## What to do
Report how many lines of the following entries include the string "country"; respond with the number alone.

## Given entries
***
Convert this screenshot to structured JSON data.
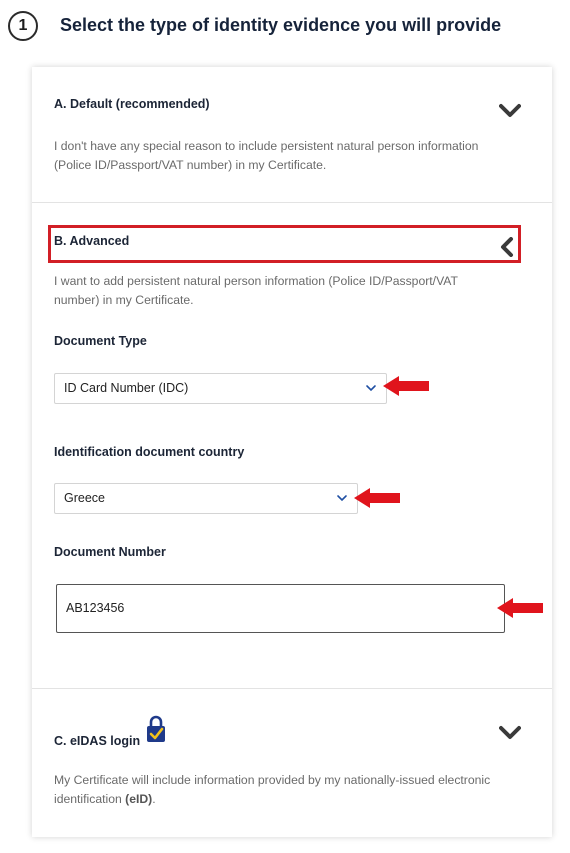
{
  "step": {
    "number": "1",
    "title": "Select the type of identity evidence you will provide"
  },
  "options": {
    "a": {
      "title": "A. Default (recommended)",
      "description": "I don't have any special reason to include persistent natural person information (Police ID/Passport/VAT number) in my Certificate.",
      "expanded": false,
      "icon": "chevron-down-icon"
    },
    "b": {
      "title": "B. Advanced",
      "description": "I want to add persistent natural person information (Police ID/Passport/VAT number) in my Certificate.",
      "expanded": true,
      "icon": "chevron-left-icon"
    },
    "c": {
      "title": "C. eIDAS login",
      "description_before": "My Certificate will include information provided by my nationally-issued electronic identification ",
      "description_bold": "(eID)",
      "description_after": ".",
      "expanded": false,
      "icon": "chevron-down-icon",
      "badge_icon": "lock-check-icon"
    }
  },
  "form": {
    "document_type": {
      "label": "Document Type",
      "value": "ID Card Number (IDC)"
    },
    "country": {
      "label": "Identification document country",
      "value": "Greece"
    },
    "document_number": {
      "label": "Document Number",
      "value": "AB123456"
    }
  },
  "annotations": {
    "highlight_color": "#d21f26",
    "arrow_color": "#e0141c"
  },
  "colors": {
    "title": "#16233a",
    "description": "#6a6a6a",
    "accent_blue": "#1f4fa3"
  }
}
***
## Task result
2